According to Freek Spinnewijn, Director of FEANTSA, the European Federation of National Organisations Working with the Homeless, homelessness is more than just a social issue, it is a mental health issue. Indeed, mental health issues, such as depression and anxiety, are major factors toward homeless peoples’ health and wellbeing. Often mental health triggers, such as the experience of trauma, learning difficulties, addiction, or schizophrenia, can create additional challenges for individuals and contribute to homelessness (Azais et al., 2018).
Generally, those experiencing homelessness are the most at need of appropriate mental and physical health care, however, they are often the ones who have the most challenge accessing health care systems. Representatives at the symposium called for more to be done to connect healthcare systems and mainstream government policies to facilitate this (Azais et al., 2018).
Housing is a vital solution for homelessness. Boris Azaïs, Director, Public Policy, Europe and Canada supports this idea and claims “an effective basic ingredient towards closing this healthcare gap is effective housing.” For example, the exposure and spread of medical conditions, such as HIV, drop dramatically when people are provided with effective, stable housing. It is essential that governments and non-government organisations work together to provide the homeless with practical pathways that allow for appropriate housing.
In addition, homeless people face significant prejudice when accessing health care services. Francesca Colombo, Head of Division, Health, Employment, Labour and Social Affairs - OECD stated that the general public needs to challenge their thinking and “stop to think about our commonalities and our similar challenges within this group.” In order to eradicate prejudices, societies need to advocate and engage with those most affected by homelessness to ensure that their views and perspectives are valued and taken into account in the development of better-informed solutions.

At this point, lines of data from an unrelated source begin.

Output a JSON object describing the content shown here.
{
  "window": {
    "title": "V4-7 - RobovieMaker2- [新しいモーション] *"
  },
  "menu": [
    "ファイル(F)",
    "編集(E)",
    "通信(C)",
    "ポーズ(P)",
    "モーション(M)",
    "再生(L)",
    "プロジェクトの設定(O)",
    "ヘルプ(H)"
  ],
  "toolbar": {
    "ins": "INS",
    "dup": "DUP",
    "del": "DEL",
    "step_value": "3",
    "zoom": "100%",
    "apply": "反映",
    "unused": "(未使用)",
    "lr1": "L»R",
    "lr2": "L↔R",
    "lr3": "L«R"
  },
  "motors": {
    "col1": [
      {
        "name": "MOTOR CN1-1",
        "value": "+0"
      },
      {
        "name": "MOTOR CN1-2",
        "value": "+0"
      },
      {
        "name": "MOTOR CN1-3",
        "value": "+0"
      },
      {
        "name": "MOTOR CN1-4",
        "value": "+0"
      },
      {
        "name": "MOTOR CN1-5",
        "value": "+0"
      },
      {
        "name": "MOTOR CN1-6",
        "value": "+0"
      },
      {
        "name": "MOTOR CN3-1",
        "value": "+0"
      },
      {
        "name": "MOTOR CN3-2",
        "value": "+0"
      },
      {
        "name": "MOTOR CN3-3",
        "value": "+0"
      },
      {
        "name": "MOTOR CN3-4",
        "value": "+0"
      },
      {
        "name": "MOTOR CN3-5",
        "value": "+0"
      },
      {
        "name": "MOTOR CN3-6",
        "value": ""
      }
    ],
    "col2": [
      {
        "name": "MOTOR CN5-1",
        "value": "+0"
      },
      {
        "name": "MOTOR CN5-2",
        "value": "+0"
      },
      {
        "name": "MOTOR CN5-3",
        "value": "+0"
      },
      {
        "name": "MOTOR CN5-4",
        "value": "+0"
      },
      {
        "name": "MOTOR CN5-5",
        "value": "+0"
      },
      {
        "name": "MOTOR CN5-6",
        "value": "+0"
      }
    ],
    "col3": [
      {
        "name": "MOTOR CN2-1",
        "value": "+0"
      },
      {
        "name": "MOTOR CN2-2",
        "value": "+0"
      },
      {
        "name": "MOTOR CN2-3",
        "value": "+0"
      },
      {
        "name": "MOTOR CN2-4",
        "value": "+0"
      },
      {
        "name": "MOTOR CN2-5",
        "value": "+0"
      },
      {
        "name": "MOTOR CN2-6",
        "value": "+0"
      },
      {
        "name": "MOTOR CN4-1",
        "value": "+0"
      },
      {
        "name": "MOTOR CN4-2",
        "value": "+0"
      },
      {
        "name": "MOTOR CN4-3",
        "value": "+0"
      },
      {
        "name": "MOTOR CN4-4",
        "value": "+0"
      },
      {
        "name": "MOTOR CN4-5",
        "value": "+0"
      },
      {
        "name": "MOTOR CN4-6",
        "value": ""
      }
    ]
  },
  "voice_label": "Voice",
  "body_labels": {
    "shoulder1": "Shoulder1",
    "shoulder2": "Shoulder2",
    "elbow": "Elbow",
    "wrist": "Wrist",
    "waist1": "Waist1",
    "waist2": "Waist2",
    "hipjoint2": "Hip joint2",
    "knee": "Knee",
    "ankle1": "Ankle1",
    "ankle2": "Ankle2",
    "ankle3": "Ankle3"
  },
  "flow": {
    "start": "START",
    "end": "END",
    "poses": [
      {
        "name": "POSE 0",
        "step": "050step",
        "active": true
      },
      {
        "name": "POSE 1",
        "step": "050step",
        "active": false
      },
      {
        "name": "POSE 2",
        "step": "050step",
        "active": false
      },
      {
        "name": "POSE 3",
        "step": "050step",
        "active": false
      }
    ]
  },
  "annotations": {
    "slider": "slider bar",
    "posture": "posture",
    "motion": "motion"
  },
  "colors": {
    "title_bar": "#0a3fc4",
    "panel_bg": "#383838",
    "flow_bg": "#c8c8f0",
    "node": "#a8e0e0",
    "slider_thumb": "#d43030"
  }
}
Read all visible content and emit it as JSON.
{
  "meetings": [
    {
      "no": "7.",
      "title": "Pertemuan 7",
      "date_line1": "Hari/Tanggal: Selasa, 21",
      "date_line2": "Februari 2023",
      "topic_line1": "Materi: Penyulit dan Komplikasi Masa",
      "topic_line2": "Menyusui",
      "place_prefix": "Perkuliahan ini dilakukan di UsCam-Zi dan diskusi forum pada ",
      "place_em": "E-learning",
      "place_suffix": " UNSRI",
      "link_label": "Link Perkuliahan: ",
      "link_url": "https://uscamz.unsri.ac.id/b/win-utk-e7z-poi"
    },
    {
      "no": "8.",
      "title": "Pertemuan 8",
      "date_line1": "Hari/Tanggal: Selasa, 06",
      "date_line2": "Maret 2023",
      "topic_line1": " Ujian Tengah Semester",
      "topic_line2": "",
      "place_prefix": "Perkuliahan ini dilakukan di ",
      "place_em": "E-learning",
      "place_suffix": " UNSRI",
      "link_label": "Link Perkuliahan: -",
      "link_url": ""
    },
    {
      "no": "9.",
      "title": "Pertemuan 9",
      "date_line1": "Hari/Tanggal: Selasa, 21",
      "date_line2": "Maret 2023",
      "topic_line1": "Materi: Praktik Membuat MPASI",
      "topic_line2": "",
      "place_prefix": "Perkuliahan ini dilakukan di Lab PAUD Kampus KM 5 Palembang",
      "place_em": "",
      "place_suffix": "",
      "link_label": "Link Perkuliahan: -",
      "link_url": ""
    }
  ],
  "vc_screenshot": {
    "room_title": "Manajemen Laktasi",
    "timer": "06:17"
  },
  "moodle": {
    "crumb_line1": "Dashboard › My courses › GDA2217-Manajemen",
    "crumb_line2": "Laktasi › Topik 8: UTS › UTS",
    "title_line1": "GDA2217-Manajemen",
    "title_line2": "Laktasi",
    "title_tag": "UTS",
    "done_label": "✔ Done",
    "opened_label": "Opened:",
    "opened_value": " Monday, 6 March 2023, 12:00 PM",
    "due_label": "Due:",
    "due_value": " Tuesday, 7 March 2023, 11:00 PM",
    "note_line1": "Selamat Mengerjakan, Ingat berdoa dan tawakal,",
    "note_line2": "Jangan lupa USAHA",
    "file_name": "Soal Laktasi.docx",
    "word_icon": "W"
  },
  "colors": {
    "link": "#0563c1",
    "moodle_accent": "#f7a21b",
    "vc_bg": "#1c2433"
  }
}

Azais, B., Colombo, F., & Spinnewijn, F. (2018, May). Healthcare for All: Homelessness, Addition and Mental Health. Symposium conducted at the Organisational Economics Co-operation Development (OECD) Meeting, Paris, FRANCE.